Shorebird Surveys
This project is a collaborative effort of New Jersey Audubon (NJA), New Jersey Division of Fish and Wildlife/Endangered and Nongame Species Program, and Manomet Center for Conservation Science, aimed at assessing status and changes in populations of shorebirds to better manage and conserve stopover areas. The data collected by volunteers will be incorporated into the national database of the Program for Regional and International Shorebird Monitoring (PRISM), whose overall goal is to monitor trends in shorebird populations. In addition, the information will help identify areas important to southbound shorebirds, and define shorebird management goals for New Jersey.

We have a dedicated group of volunteers who have been counting shorebirds and recording information of their behavior for several years.  With generous funding from NFWF we are continuing these surveys through the Fall of 2013!

          Photo by:  Art Morris


Shorebird Survey Spring and Fall 2015 

We continue to recruit people for other sites that need additional coverage.

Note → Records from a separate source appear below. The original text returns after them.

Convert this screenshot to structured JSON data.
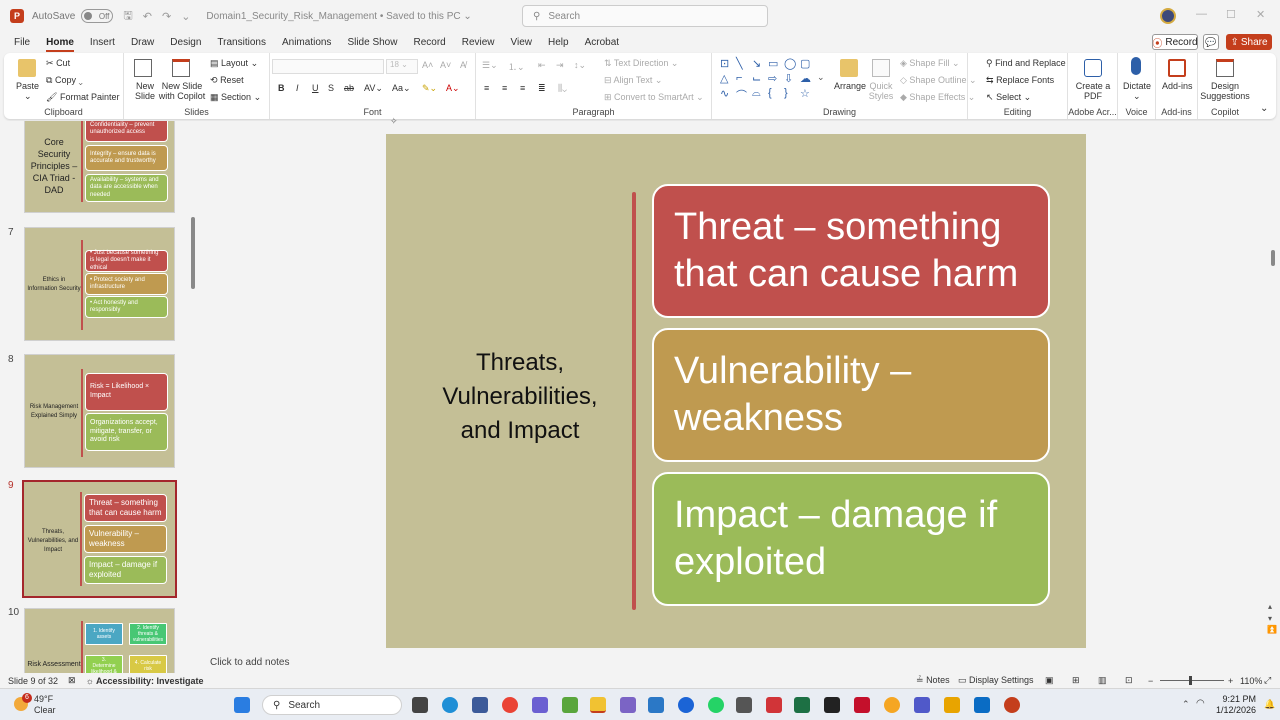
{
  "titlebar": {
    "autosave_label": "AutoSave",
    "autosave_state": "Off",
    "doc_title": "Domain1_Security_Risk_Management",
    "save_status": "Saved to this PC",
    "search_placeholder": "Search"
  },
  "menu": {
    "tabs": [
      "File",
      "Home",
      "Insert",
      "Draw",
      "Design",
      "Transitions",
      "Animations",
      "Slide Show",
      "Record",
      "Review",
      "View",
      "Help",
      "Acrobat"
    ],
    "record": "Record",
    "share": "Share"
  },
  "ribbon": {
    "clipboard": {
      "paste": "Paste",
      "cut": "Cut",
      "copy": "Copy",
      "format_painter": "Format Painter",
      "label": "Clipboard"
    },
    "slides": {
      "new_slide": "New Slide",
      "new_slide_copilot": "New Slide with Copilot",
      "layout": "Layout",
      "reset": "Reset",
      "section": "Section",
      "label": "Slides"
    },
    "font": {
      "label": "Font"
    },
    "paragraph": {
      "text_direction": "Text Direction",
      "align_text": "Align Text",
      "convert_smartart": "Convert to SmartArt",
      "label": "Paragraph"
    },
    "drawing": {
      "arrange": "Arrange",
      "quick_styles": "Quick Styles",
      "shape_fill": "Shape Fill",
      "shape_outline": "Shape Outline",
      "shape_effects": "Shape Effects",
      "label": "Drawing"
    },
    "editing": {
      "find_replace": "Find and Replace",
      "replace_fonts": "Replace Fonts",
      "select": "Select",
      "label": "Editing"
    },
    "acrobat": {
      "create_pdf": "Create a PDF",
      "label": "Adobe Acr..."
    },
    "voice": {
      "dictate": "Dictate",
      "label": "Voice"
    },
    "addins": {
      "addins": "Add-ins",
      "label": "Add-ins"
    },
    "copilot": {
      "design_suggestions": "Design Suggestions",
      "label": "Copilot"
    }
  },
  "thumbnails": [
    {
      "number": "",
      "title": "Core Security Principles – CIA Triad -DAD",
      "boxes": [
        "Confidentiality – prevent unauthorized access",
        "Integrity – ensure data is accurate and trustworthy",
        "Availability – systems and data are accessible when needed"
      ]
    },
    {
      "number": "7",
      "title": "Ethics in Information Security",
      "boxes": [
        "• Just because something is legal doesn't make it ethical",
        "• Protect society and infrastructure",
        "• Act honestly and responsibly"
      ]
    },
    {
      "number": "8",
      "title": "Risk Management Explained Simply",
      "boxes": [
        "Risk = Likelihood × Impact",
        "Organizations accept, mitigate, transfer, or avoid risk"
      ]
    },
    {
      "number": "9",
      "title": "Threats, Vulnerabilities, and Impact",
      "boxes": [
        "Threat – something that can cause harm",
        "Vulnerability – weakness",
        "Impact – damage if exploited"
      ]
    },
    {
      "number": "10",
      "title": "Risk Assessment",
      "boxes": [
        "1. Identify assets",
        "2. Identify threats & vulnerabilities",
        "3. Determine likelihood &",
        "4. Calculate risk"
      ]
    }
  ],
  "slide": {
    "title": "Threats, Vulnerabilities, and Impact",
    "boxes": [
      {
        "text": "Threat – something that can cause harm",
        "color": "#c0504d"
      },
      {
        "text": "Vulnerability – weakness",
        "color": "#bf9a50"
      },
      {
        "text": "Impact – damage if exploited",
        "color": "#9bbb59"
      }
    ],
    "background": "#c4bf96"
  },
  "notes_placeholder": "Click to add notes",
  "status": {
    "slide_of": "Slide 9 of 32",
    "accessibility": "Accessibility: Investigate",
    "notes": "Notes",
    "display_settings": "Display Settings",
    "zoom": "110%"
  },
  "taskbar": {
    "temp": "49°F",
    "condition": "Clear",
    "weather_badge": "6",
    "search": "Search",
    "time": "9:21 PM",
    "date": "1/12/2026"
  },
  "colors": {
    "accent": "#c43e1c",
    "active_slide": "#a4262c"
  }
}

We are looking for competent volunteers to survey beaches from Cape May to Sandy Hook and along the Delaware Bay, and collect data on shorebird abundance. Participants must be able to identify shorebirds and be willing to visit sites approximately once a week from May 1st until June 7th, 2015, as well as from July 15th to October 30th, 2015. 

Contact: Nellie Tsipoura for more information.

For Shorebird Citizen Scientists


Sandy Hook Shorebird surveys 2004-2008

Follow link for a Power Point presentation of an analysis of a subset of citizen science data.


Photos from field trips


Contaminants in shorebirds migrating through Delaware Bay (click to download paper).

Burger J, Tsipoura N, Niles LJ, Gochfeld M, Dey A, Mizrahi D. Mercury, Lead, Cadmium, Arsenic, Chromium and Selenium in Feathers of Shorebirds during Migrating through Delaware Bay, New Jersey: Comparing the 1990s and 2011/2012. Toxics. 2015; 3(1):63-74. 

To evaluate effects of contaminants as cause for shorebird declines, we examined levels of mercury, lead, cadmium, arsenic, chromium and selenium in feathers of Red Knot, Semipalmated Sandpiper and Sanderling migrating through Delaware Bay, New Jersey, from 1991 to 1992 and 2011–2012 to determine if levels have changed. 

We found: (1) arsenic, chromium, and lead increased in red knot and decreased in Semipalmated Sandpiper; (2) cadmium decreased in Semipalmated Sandpipers; (3) mercury decreased in Red knot and Sanderlings; (4) selenium decreased in Red Knot and increased in Semipalmated Sandpipers.

The levels of all elements were well below those reported for other marine species, except for selenium, which was near levels suggesting possible toxic effects.

For more information contact: Nellie Tsipoura